Author: Paula Hawkins
Publication Date: January 13, 2015
Source: personal purchase
Summary from Goodreads:
Rachel takes the same commuter train every morning. Every day she rattles down the track, flashes past a stretch of cozy suburban homes, and stops at the signal that allows her to daily watch the same couple breakfasting on their deck. She’s even started to feel like she knows them. “Jess and Jason,” she calls them. Their life—as she sees it—is perfect. Not unlike the life she recently lost.
And then she sees something shocking. It’s only a minute until the train moves on, but it’s enough. Now everything’s changed. Unable to keep it to herself, Rachel offers what she knows to the police, and becomes inextricably entwined in what happens next, as well as in the lives of everyone involved. Has she done more harm than good?

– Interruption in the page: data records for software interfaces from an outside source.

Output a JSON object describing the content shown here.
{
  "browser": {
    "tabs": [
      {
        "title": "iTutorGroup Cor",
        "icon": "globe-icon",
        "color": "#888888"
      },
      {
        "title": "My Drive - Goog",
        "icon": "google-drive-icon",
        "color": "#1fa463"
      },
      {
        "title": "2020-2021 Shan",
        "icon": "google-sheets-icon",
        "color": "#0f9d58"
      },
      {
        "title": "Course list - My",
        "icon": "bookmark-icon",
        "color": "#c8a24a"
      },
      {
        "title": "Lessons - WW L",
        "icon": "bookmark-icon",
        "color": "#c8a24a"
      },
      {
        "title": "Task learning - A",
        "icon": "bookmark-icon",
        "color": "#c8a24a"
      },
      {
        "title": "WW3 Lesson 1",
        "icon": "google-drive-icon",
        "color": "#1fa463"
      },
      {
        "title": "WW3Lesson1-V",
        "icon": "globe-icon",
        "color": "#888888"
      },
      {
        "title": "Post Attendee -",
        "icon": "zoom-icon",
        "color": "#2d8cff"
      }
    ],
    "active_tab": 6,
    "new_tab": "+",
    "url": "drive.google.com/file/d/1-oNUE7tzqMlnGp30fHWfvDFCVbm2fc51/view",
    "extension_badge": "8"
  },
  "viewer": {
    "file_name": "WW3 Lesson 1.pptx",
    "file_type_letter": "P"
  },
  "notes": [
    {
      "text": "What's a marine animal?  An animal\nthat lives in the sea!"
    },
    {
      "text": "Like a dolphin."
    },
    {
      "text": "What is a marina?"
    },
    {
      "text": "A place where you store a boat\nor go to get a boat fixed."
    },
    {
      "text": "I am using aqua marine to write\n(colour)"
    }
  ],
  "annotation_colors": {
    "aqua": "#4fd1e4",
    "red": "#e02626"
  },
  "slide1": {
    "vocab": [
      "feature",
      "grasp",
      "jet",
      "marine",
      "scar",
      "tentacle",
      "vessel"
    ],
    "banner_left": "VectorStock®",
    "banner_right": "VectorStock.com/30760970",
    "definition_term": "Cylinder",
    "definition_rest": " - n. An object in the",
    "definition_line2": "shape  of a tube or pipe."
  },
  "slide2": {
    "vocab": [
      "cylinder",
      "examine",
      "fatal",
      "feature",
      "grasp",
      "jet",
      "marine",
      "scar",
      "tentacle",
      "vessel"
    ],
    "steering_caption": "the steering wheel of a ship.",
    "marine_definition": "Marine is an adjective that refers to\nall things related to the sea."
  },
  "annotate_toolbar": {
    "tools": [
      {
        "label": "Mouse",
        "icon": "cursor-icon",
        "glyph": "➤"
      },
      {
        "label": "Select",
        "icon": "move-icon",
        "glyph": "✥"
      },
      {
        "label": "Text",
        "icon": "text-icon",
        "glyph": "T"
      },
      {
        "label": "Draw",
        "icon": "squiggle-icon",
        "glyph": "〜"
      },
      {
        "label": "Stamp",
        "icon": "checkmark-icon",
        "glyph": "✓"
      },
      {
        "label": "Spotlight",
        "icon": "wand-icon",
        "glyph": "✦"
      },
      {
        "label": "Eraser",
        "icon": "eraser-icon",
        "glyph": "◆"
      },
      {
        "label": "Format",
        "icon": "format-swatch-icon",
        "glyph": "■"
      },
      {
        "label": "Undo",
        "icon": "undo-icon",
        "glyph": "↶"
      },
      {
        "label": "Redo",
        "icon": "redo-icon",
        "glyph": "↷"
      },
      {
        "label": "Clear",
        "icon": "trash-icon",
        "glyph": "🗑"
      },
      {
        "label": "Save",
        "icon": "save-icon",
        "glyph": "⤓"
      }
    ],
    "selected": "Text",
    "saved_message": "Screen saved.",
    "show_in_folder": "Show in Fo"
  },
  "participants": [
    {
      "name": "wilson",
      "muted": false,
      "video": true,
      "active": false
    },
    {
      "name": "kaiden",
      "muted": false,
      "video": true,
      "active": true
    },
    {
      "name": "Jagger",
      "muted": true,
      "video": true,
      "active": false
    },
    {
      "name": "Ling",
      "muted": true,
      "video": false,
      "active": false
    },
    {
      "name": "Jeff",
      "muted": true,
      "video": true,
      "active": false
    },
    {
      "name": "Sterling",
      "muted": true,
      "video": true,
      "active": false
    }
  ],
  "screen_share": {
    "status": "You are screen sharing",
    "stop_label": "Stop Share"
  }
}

It's only partway through January, and already I feel like this book has more hype than any novel can handle in 2015. ERRRR-BODY is reading The Girl on the Train right now, people! I had a credit on my Amazon account and couldn't help jumping on the bandwagon for this one, because yes--it gets compared to Gone Girl pretty much non-stop. Check the reviews on Goodreads--almost every single reviewer mentions it.
I don't like to write a review that constantly compares the book in question to a previous read...but I'm going to do it anyway here, because my reading experience was absolutely influenced by the fact that so many people made the Gone Girl comparison.
There are, admittedly, a lot of similarities. If you liked the unreliable narrators in Gone Girl, you get a bonus in Girl on the Train, because there's three of them. And they are all kinds of batsh*t crazy. One is a massively insecure, unemployed, raging alcoholic. Another is a woman with a mysterious past who has recently gone missing. And then you have the housewife whose constant paranoia leaves every one of her chapters thick with anxiety. Yup, if you want a story where you're never sure who's telling the truth, then winner winner chicken dinner right here. Plus, none of the narrators are quite what they seem--your interpretation of these three very different women is guaranteed to change by the time you reach the end.
The other big similarity? The suspense. Once you get going with this novel, you better clear your schedule. The narrators weave quite a spectacular tale, and once you get wrapped up in it, you'll whip through chapters wanting to know what's next. I FLEW through this book, and I don't fly through a lot of books these days. The story is dark, sinister, and twisted in many ways, and will leave you with the same sort of unsettled feeling that you probably got from that Gillian Flynn novel.**
I will say that one significant difference for me was in the ending. At the end of Gone Girl, I felt like the ending was perfection--not just the actual events involved, but the tone as well. (I know not everyone agrees with me on this, NOTED.) The Girl on the Train was different. I saw the conclusion coming a lot sooner than I wanted to--I had figured out the "whodunit" quite a while before the book got around to revealing it, which was a little disappointing. And I found the culprit's frank demeanor about the whole situation to be rather odd.
That said, I wouldn't say the ending ruined the novel for me as a whole. The suspense in this book really can't be beat, and that alone makes the reading experience worth it. Plus, despite being a little predictable for me, I will say the ending keeps with the dark nature of the rest of the book, so it felt fitting even if it wasn't especially surprising.
Final verdict: despite feeling so-so about the ending, I think the hype around this book is well-deserved. If you want a truly engrossing read, get yourself on that 138-person wait list for The Girl on the Train at your local library, like ASAP.
Who's read this highly-hyped novel already? What did you think (no spoilers please!)? If you haven't read it, do you think you'll be giving in to the hype and trying it anytime soon?
**Without giving spoilers, I would like to mention that the death of a young child plays a role in this book. It is not gory, but it was difficult for me to read when I came upon it unexpectedly, and I felt it would be helpful to include this trigger warning for other readers.